§ What the exercise asks
Would you filter these records and copy every line that has the word "Level"?

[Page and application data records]

====

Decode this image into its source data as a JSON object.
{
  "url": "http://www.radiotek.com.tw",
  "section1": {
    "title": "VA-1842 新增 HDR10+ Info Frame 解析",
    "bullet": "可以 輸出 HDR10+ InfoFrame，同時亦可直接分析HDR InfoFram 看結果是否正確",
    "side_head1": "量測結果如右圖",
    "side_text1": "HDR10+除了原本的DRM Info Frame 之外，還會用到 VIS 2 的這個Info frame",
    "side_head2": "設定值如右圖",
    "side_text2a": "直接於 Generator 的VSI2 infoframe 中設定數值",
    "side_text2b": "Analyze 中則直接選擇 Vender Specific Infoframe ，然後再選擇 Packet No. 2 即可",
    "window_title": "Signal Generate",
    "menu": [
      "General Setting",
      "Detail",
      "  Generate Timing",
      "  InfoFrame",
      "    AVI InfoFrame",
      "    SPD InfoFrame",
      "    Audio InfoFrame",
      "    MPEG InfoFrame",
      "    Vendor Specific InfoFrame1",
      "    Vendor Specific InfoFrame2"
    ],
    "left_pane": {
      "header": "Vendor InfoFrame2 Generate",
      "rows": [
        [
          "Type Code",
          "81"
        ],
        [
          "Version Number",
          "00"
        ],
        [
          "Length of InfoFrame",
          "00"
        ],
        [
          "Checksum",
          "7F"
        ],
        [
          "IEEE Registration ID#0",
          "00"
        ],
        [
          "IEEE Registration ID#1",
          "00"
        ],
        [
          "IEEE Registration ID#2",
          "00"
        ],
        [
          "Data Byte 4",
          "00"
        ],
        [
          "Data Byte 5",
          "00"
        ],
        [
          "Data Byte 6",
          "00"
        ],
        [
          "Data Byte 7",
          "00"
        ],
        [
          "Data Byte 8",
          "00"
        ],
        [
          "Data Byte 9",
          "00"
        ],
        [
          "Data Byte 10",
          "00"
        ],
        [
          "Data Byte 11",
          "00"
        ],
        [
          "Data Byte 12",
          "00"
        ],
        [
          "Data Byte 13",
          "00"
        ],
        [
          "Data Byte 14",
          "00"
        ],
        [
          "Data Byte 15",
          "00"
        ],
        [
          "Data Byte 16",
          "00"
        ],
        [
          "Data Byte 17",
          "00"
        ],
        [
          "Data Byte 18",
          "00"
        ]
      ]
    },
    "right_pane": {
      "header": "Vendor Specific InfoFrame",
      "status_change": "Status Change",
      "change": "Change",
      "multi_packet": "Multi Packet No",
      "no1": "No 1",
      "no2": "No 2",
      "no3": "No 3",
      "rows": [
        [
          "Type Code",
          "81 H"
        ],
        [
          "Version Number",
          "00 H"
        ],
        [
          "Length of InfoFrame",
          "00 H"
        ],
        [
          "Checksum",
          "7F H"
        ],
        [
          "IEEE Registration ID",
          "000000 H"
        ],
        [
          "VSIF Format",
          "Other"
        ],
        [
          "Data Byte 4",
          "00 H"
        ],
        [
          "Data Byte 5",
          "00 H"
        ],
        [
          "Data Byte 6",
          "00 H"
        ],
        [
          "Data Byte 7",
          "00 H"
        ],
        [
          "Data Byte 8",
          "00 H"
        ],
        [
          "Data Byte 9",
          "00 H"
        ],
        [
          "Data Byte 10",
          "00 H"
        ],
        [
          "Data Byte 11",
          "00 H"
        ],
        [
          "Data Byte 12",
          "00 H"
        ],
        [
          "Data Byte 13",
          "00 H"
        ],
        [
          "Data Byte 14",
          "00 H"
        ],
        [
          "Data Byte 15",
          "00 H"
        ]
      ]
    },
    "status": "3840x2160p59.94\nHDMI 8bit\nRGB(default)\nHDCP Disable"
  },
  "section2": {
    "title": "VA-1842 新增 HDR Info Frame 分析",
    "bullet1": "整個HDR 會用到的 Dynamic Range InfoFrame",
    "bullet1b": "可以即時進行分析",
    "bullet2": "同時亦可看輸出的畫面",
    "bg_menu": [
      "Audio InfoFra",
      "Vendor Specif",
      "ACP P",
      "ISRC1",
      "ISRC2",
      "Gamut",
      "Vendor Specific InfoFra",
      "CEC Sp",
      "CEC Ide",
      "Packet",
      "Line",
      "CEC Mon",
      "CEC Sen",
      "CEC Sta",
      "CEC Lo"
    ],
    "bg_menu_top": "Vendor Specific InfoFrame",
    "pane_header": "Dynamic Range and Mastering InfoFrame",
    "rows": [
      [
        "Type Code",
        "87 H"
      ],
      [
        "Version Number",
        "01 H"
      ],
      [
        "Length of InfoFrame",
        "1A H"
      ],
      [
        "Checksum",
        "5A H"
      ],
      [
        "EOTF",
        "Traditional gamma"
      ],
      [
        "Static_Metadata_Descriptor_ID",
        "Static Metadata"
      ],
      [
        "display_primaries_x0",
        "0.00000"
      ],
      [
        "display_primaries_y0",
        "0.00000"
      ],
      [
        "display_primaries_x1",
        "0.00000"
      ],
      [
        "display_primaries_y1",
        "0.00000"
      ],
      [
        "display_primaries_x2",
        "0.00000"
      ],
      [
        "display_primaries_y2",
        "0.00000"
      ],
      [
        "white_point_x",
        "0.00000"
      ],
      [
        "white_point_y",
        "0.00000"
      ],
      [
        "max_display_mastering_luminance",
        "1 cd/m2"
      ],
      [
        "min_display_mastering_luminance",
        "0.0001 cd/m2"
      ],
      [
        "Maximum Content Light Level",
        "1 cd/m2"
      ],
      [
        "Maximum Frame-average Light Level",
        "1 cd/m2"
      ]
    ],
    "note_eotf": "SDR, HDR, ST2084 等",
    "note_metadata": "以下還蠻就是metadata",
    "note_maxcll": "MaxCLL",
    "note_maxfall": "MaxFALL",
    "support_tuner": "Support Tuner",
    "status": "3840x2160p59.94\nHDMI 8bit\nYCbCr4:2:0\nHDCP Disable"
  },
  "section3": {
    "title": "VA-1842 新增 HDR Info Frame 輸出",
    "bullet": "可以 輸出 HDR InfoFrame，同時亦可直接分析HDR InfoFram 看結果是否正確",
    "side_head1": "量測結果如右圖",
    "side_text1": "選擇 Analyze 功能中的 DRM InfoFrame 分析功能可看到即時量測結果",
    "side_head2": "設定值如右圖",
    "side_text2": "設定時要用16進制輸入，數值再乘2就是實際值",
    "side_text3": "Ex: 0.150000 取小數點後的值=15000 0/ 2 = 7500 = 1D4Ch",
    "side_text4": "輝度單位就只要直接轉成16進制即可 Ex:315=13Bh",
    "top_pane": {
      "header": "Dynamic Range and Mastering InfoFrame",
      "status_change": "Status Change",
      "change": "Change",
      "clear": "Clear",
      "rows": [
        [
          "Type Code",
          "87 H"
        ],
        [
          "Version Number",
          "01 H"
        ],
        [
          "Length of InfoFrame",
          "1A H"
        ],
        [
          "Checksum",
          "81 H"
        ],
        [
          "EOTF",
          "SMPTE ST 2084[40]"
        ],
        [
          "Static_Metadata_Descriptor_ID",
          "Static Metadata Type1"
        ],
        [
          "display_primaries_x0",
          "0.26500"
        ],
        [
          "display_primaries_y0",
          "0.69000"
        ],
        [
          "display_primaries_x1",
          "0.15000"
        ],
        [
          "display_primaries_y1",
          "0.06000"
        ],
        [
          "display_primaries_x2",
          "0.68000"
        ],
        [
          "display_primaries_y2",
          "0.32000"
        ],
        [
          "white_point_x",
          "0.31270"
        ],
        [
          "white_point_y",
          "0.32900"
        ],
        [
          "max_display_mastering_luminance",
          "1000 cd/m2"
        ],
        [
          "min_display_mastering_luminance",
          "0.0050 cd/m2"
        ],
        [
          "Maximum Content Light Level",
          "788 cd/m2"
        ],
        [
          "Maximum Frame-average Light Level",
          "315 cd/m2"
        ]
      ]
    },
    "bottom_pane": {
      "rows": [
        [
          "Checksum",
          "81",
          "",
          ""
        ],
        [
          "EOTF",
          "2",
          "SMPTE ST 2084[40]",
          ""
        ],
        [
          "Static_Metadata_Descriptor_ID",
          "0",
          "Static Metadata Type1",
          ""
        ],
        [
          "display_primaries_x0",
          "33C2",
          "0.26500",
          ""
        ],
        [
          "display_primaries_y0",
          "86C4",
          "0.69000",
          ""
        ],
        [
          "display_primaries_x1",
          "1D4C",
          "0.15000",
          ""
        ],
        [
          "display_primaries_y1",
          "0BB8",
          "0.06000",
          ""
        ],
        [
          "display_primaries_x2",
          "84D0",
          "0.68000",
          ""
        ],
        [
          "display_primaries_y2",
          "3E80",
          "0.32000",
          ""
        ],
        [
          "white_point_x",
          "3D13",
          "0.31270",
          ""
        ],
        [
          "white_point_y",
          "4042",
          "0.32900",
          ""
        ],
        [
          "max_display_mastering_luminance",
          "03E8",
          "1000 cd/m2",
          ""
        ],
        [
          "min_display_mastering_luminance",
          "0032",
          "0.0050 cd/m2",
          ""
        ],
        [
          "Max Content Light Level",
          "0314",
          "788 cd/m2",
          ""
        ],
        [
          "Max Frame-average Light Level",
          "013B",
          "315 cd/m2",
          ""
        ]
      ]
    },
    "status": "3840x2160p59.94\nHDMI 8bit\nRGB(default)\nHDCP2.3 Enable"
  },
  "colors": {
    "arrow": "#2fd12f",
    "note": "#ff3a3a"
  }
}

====

§ Reply
        "Maximum Content Light Level",
        "Maximum Frame-average Light Level",
          "Maximum Content Light Level",
          "Maximum Frame-average Light Level",
          "Max Content Light Level",
          "Max Frame-average Light Level",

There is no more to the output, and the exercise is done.